[Start of section]

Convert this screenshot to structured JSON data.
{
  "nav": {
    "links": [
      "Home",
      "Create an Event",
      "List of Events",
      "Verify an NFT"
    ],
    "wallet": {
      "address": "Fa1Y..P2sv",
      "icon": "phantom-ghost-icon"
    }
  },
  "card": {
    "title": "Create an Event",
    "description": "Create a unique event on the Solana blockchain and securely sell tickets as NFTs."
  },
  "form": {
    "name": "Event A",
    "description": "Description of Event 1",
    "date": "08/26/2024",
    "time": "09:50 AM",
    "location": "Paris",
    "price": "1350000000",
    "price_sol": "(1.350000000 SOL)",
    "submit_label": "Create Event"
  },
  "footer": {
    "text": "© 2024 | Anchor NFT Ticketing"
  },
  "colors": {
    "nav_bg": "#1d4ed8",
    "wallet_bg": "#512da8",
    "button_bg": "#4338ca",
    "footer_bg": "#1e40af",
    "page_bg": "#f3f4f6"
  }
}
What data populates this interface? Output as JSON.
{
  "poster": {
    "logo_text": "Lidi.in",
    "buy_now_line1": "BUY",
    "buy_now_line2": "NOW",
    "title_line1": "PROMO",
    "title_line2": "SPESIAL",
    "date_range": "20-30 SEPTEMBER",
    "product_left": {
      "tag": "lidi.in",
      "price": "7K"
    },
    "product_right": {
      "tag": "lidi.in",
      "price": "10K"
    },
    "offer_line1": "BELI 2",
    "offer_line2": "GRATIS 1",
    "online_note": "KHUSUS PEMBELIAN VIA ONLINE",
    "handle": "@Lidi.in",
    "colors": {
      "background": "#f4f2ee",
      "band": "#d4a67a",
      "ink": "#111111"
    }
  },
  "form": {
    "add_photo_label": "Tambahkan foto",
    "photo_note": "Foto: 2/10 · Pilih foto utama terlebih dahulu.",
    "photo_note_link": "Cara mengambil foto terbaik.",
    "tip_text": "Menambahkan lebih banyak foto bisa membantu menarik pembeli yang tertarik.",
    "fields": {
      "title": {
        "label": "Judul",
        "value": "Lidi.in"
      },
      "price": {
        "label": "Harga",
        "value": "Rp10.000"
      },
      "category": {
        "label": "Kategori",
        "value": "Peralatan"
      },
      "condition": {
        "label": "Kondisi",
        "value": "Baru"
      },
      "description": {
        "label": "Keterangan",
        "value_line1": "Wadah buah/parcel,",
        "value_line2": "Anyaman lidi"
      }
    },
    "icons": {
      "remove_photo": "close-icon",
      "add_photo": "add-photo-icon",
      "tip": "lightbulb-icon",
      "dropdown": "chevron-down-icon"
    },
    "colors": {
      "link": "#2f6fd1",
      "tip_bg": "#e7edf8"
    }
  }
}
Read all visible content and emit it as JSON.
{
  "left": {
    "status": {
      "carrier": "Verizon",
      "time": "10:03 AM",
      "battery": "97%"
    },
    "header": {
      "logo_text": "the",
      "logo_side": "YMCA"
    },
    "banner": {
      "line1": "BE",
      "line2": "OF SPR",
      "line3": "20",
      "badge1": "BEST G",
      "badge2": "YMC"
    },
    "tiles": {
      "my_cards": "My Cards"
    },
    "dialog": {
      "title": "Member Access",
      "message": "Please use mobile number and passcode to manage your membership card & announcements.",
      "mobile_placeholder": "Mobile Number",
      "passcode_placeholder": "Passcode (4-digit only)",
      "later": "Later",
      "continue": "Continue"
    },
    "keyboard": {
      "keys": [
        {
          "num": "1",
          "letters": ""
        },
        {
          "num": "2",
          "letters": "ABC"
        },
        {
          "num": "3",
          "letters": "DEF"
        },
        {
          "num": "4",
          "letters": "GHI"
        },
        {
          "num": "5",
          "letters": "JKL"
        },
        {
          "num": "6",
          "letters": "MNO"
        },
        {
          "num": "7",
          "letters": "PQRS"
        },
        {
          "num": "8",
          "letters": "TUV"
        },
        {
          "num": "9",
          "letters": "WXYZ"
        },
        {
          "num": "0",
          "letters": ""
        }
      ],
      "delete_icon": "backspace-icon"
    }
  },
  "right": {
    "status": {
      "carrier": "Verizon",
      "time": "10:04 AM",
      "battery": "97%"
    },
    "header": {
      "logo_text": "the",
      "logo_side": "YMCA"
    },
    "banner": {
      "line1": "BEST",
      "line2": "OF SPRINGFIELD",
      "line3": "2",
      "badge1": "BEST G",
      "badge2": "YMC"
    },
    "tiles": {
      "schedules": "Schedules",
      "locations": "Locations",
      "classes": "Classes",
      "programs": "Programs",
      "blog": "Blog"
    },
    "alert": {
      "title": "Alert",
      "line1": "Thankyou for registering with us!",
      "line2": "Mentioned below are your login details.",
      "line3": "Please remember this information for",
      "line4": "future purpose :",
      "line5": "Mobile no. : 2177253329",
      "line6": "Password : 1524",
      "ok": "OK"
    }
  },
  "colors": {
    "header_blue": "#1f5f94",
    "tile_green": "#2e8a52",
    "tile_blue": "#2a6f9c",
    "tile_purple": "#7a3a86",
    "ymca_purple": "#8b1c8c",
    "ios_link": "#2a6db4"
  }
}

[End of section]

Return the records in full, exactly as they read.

_Task output_
Convert this screenshot to structured JSON data.
{
  "nav": {
    "links": [
      "Home",
      "Create an Event",
      "List of Events",
      "Verify an NFT"
    ],
    "wallet": {
      "address": "Fa1Y..P2sv",
      "icon": "phantom-ghost-icon"
    }
  },
  "card": {
    "title": "Create an Event",
    "description": "Create a unique event on the Solana blockchain and securely sell tickets as NFTs."
  },
  "form": {
    "name": "Event A",
    "description": "Description of Event 1",
    "date": "08/26/2024",
    "time": "09:50 AM",
    "location": "Paris",
    "price": "1350000000",
    "price_sol": "(1.350000000 SOL)",
    "submit_label": "Create Event"
  },
  "footer": {
    "text": "© 2024 | Anchor NFT Ticketing"
  },
  "colors": {
    "nav_bg": "#1d4ed8",
    "wallet_bg": "#512da8",
    "button_bg": "#4338ca",
    "footer_bg": "#1e40af",
    "page_bg": "#f3f4f6"
  }
}
What data populates this interface? Output as JSON.
{
  "poster": {
    "logo_text": "Lidi.in",
    "buy_now_line1": "BUY",
    "buy_now_line2": "NOW",
    "title_line1": "PROMO",
    "title_line2": "SPESIAL",
    "date_range": "20-30 SEPTEMBER",
    "product_left": {
      "tag": "lidi.in",
      "price": "7K"
    },
    "product_right": {
      "tag": "lidi.in",
      "price": "10K"
    },
    "offer_line1": "BELI 2",
    "offer_line2": "GRATIS 1",
    "online_note": "KHUSUS PEMBELIAN VIA ONLINE",
    "handle": "@Lidi.in",
    "colors": {
      "background": "#f4f2ee",
      "band": "#d4a67a",
      "ink": "#111111"
    }
  },
  "form": {
    "add_photo_label": "Tambahkan foto",
    "photo_note": "Foto: 2/10 · Pilih foto utama terlebih dahulu.",
    "photo_note_link": "Cara mengambil foto terbaik.",
    "tip_text": "Menambahkan lebih banyak foto bisa membantu menarik pembeli yang tertarik.",
    "fields": {
      "title": {
        "label": "Judul",
        "value": "Lidi.in"
      },
      "price": {
        "label": "Harga",
        "value": "Rp10.000"
      },
      "category": {
        "label": "Kategori",
        "value": "Peralatan"
      },
      "condition": {
        "label": "Kondisi",
        "value": "Baru"
      },
      "description": {
        "label": "Keterangan",
        "value_line1": "Wadah buah/parcel,",
        "value_line2": "Anyaman lidi"
      }
    },
    "icons": {
      "remove_photo": "close-icon",
      "add_photo": "add-photo-icon",
      "tip": "lightbulb-icon",
      "dropdown": "chevron-down-icon"
    },
    "colors": {
      "link": "#2f6fd1",
      "tip_bg": "#e7edf8"
    }
  }
}
Read all visible content and emit it as JSON.
{
  "left": {
    "status": {
      "carrier": "Verizon",
      "time": "10:03 AM",
      "battery": "97%"
    },
    "header": {
      "logo_text": "the",
      "logo_side": "YMCA"
    },
    "banner": {
      "line1": "BE",
      "line2": "OF SPR",
      "line3": "20",
      "badge1": "BEST G",
      "badge2": "YMC"
    },
    "tiles": {
      "my_cards": "My Cards"
    },
    "dialog": {
      "title": "Member Access",
      "message": "Please use mobile number and passcode to manage your membership card & announcements.",
      "mobile_placeholder": "Mobile Number",
      "passcode_placeholder": "Passcode (4-digit only)",
      "later": "Later",
      "continue": "Continue"
    },
    "keyboard": {
      "keys": [
        {
          "num": "1",
          "letters": ""
        },
        {
          "num": "2",
          "letters": "ABC"
        },
        {
          "num": "3",
          "letters": "DEF"
        },
        {
          "num": "4",
          "letters": "GHI"
        },
        {
          "num": "5",
          "letters": "JKL"
        },
        {
          "num": "6",
          "letters": "MNO"
        },
        {
          "num": "7",
          "letters": "PQRS"
        },
        {
          "num": "8",
          "letters": "TUV"
        },
        {
          "num": "9",
          "letters": "WXYZ"
        },
        {
          "num": "0",
          "letters": ""
        }
      ],
      "delete_icon": "backspace-icon"
    }
  },
  "right": {
    "status": {
      "carrier": "Verizon",
      "time": "10:04 AM",
      "battery": "97%"
    },
    "header": {
      "logo_text": "the",
      "logo_side": "YMCA"
    },
    "banner": {
      "line1": "BEST",
      "line2": "OF SPRINGFIELD",
      "line3": "2",
      "badge1": "BEST G",
      "badge2": "YMC"
    },
    "tiles": {
      "schedules": "Schedules",
      "locations": "Locations",
      "classes": "Classes",
      "programs": "Programs",
      "blog": "Blog"
    },
    "alert": {
      "title": "Alert",
      "line1": "Thankyou for registering with us!",
      "line2": "Mentioned below are your login details.",
      "line3": "Please remember this information for",
      "line4": "future purpose :",
      "line5": "Mobile no. : 2177253329",
      "line6": "Password : 1524",
      "ok": "OK"
    }
  },
  "colors": {
    "header_blue": "#1f5f94",
    "tile_green": "#2e8a52",
    "tile_blue": "#2a6f9c",
    "tile_purple": "#7a3a86",
    "ymca_purple": "#8b1c8c",
    "ios_link": "#2a6db4"
  }
}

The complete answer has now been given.